The purpose of this module is to make students aware of the diversity of approaches to international theory. Within International Relations (ir) theory there exist highly divergent interpretations and applications of key concepts (e.g. power, the state, agency, structure, and world order) as well as contested views about the practical purpose underpinning theories of world politics. As a result, it will be possible to recognise not only how international theory informs policy-making and practice but also, perhaps, how truly contested the underlying assumptions of world politics are.
In order to make often complex theories in International Relations more accessible to students, Adam David Morton and I try to engage students through different teaching methods. In 2011/12, this included the launch of a poetry competition. After all, Roland Bleiker has himself emphasised the role of the poetic image in challenging dominant modes of thinking and practice within International Relations.
The first winner in 2011/2012 was Zubeda Mir.
In 2012/13 we had three winners: Alex Chalkley, Jamie Jordan and Elio Calcagno.
BISA teaching award:
Both Adam David Morton and myself were jointly awarded the 2012/13 British International Studies Association (BISA)-Higher Education Academy (HEA) Award for Excellence in Teaching International Studies linked to our co-taught MA module Theories & Concepts in International Relations.
In making the award, the BISA Teaching and Learning Committee wrote:
‘For their range of interventions and innovative teaching practices on their MA module on IR theory and concepts, Professor Bieler and Dr Morton are worthy recipients of the award for teaching excellence.

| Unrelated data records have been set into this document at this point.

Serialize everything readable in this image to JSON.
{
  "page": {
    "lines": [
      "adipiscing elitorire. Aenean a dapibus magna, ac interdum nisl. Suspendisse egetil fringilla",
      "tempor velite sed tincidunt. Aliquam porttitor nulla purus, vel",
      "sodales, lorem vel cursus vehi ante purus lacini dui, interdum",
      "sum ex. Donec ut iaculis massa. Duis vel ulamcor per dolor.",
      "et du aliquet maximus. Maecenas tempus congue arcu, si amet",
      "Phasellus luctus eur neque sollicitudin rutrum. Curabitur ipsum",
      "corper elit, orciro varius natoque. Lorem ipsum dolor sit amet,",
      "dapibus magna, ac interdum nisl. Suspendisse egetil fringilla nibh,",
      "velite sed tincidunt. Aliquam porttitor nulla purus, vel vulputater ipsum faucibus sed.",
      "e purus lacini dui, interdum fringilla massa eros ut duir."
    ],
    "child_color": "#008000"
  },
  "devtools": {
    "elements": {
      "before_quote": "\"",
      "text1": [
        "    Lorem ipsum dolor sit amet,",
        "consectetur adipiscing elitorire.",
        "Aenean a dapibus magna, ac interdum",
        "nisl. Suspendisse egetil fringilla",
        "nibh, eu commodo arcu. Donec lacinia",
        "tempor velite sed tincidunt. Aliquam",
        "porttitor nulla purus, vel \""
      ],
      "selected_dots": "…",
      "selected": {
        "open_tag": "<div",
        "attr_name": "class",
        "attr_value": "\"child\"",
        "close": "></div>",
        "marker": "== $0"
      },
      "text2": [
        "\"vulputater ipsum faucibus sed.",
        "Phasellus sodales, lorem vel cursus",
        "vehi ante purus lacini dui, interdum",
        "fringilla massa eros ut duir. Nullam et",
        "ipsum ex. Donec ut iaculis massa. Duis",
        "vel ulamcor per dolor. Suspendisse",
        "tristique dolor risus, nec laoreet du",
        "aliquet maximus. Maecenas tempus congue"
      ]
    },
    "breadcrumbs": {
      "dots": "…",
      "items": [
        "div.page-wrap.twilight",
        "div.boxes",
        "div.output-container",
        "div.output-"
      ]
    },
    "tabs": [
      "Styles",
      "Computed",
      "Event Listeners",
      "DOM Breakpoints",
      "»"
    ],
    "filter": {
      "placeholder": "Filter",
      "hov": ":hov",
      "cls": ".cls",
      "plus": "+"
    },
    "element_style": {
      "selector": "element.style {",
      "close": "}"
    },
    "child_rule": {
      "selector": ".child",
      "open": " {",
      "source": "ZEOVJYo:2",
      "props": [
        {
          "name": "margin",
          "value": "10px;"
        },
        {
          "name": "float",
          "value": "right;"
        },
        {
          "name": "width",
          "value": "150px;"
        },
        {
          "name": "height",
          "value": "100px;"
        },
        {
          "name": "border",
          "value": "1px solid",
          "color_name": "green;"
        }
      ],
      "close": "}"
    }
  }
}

They have clearly demonstrated the ability and means to teach a difficult subject well and their suite of innovations, including the use of film, music, mini-roundtables, poetry competitions and online resources and tools, provides ample and multifaceted opportunities for their students to engage with the subject and to deepen their learning and appreciation. They are commended in particular for their use of everyday objects as a way into complex theories and their development of a subject-specific pedagogical approach, as well as their work to disseminate their teaching practice through blogs and publication.’